Directions for this task. Look through the material below and return every line that contains "title".

Data for review.
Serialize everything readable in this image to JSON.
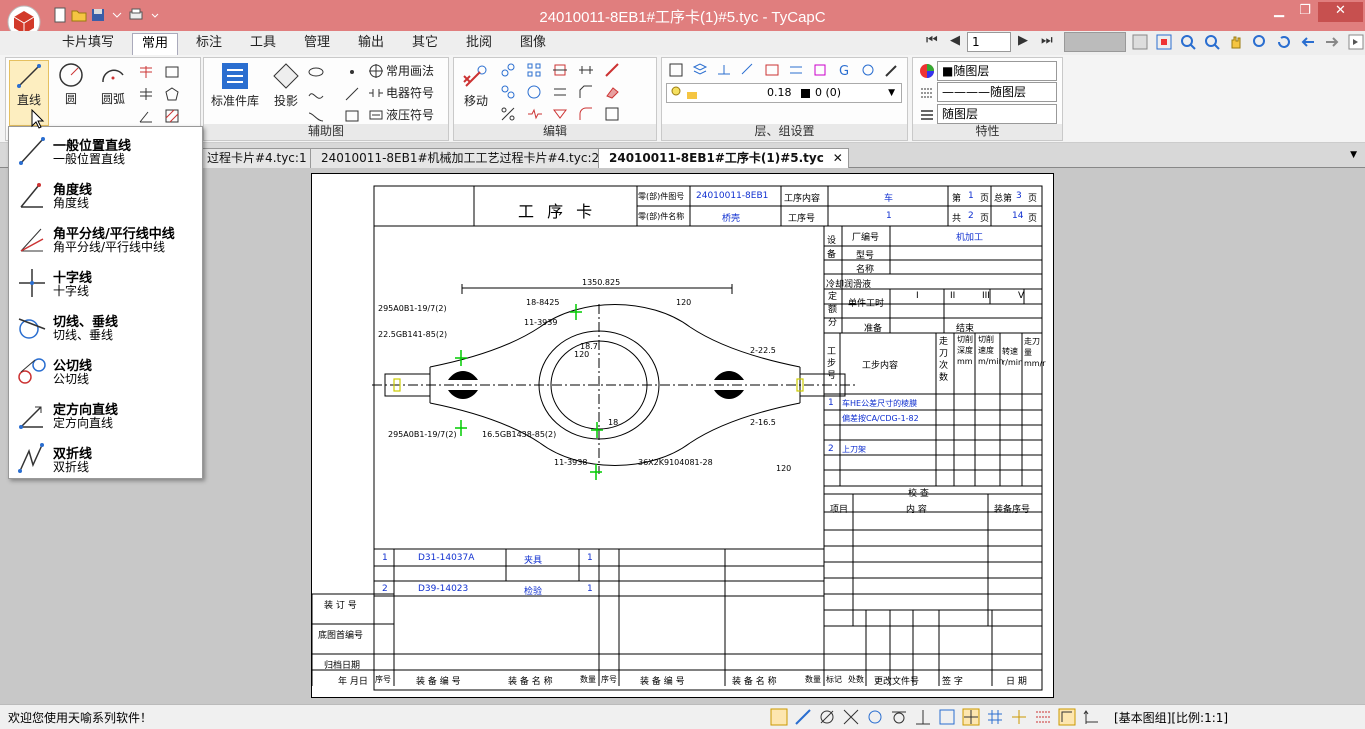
{
  "window": {
    "title": "24010011-8EB1#工序卡(1)#5.tyc - TyCapC",
    "minimize": "▁",
    "restore": "❐",
    "close": "✕"
  },
  "menu": {
    "tabs": [
      "卡片填写",
      "常用",
      "标注",
      "工具",
      "管理",
      "输出",
      "其它",
      "批阅",
      "图像"
    ]
  },
  "ribbon": {
    "draw": {
      "line": "直线",
      "circle": "圆",
      "arc": "圆弧",
      "std_lib": "标准件库",
      "projection": "投影",
      "common_draw": "常用画法",
      "electric": "电器符号",
      "hydraulic": "液压符号",
      "group_label": "辅助图"
    },
    "edit": {
      "move": "移动",
      "group_label": "编辑"
    },
    "layer": {
      "line_width": "0.18",
      "color_index": "0 (0)",
      "group_label": "层、组设置"
    },
    "props": {
      "color": "■随图层",
      "linetype": "————随图层",
      "linewidth": "随图层",
      "group_label": "特性"
    },
    "nav": {
      "page": "1"
    }
  },
  "doc_tabs": [
    "过程卡片#4.tyc:1",
    "24010011-8EB1#机械加工工艺过程卡片#4.tyc:2",
    "24010011-8EB1#工序卡(1)#5.tyc"
  ],
  "dropdown": {
    "items": [
      {
        "title": "一般位置直线",
        "sub": "一般位置直线"
      },
      {
        "title": "角度线",
        "sub": "角度线"
      },
      {
        "title": "角平分线/平行线中线",
        "sub": "角平分线/平行线中线"
      },
      {
        "title": "十字线",
        "sub": "十字线"
      },
      {
        "title": "切线、垂线",
        "sub": "切线、垂线"
      },
      {
        "title": "公切线",
        "sub": "公切线"
      },
      {
        "title": "定方向直线",
        "sub": "定方向直线"
      },
      {
        "title": "双折线",
        "sub": "双折线"
      }
    ]
  },
  "sheet": {
    "title": "工 序 卡",
    "part_no_label": "零(部)件图号",
    "part_no": "24010011-8EB1",
    "part_name_label": "零(部)件名称",
    "part_name": "桥壳",
    "op_content_label": "工序内容",
    "op_content": "车",
    "op_no_label": "工序号",
    "op_no": "1",
    "page_label": "第",
    "page": "1",
    "page_unit": "页",
    "total_label": "总第",
    "total": "3",
    "sheets_label": "共",
    "sheets": "2",
    "total_sheets": "14",
    "equip_label": "设备",
    "factory_no_label": "厂编号",
    "factory_no": "机加工",
    "model_label": "型号",
    "name_label": "名称",
    "coolant_label": "冷却润滑液",
    "quota_label": "定额分",
    "unit_time_label": "单件工时",
    "prep_label": "准备",
    "end_label": "结束",
    "roman": [
      "I",
      "II",
      "III",
      "V"
    ],
    "step_no_label": "工步号",
    "step_content_label": "工步内容",
    "cols": [
      "走刀次数",
      "切削深度mm",
      "切削速度m/min",
      "转速r/min",
      "走刀量mm/r"
    ],
    "step1_no": "1",
    "step1_a": "车HE公差尺寸的棱膜",
    "step1_b": "偏差按CA/CDG-1-82",
    "step2_no": "2",
    "step2": "上刀架",
    "check_label": "校 查",
    "item_label": "项目",
    "content_label": "内 容",
    "equip_no_label": "装备序号",
    "tool1_no": "1",
    "tool1_code": "D31-14037A",
    "tool1_name": "夹具",
    "tool1_qty": "1",
    "tool2_no": "2",
    "tool2_code": "D39-14023",
    "tool2_name": "检验",
    "tool2_qty": "1",
    "bind_label": "装 订 号",
    "base_label": "底图首编号",
    "archive_label": "归档日期",
    "footer": [
      "年 月日",
      "序号",
      "装 备 编 号",
      "装 备 名 称",
      "数量",
      "序号",
      "装 备 编 号",
      "装 备 名 称",
      "数量",
      "标记",
      "处数",
      "更改文件号",
      "签 字",
      "日 期"
    ],
    "dims": {
      "d1": "1350.825",
      "d2": "295A0B1-19/7(2)",
      "d3": "22.5GB141-85(2)",
      "d4": "18-8425",
      "d5": "11-3939",
      "d6": "18.7",
      "d7": "120",
      "d8": "2-22.5",
      "d9": "2-16.5",
      "d10": "295A0B1-19/7(2)",
      "d11": "16.5GB1438-85(2)",
      "d12": "11-3938",
      "d13": "36X2K9104081-28",
      "d14": "18",
      "d15": "120",
      "d16": "120"
    }
  },
  "status": {
    "welcome": "欢迎您使用天喻系列软件！",
    "info": "[基本图组][比例:1:1]"
  }
}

Solution.
    "title": "24010011-8EB1#工序卡(1)#5.tyc - TyCapC",
        "title": "一般位置直线",
        "title": "角度线",
        "title": "角平分线/平行线中线",
        "title": "十字线",
        "title": "切线、垂线",
        "title": "公切线",
        "title": "定方向直线",
        "title": "双折线",
    "title": "工 序 卡",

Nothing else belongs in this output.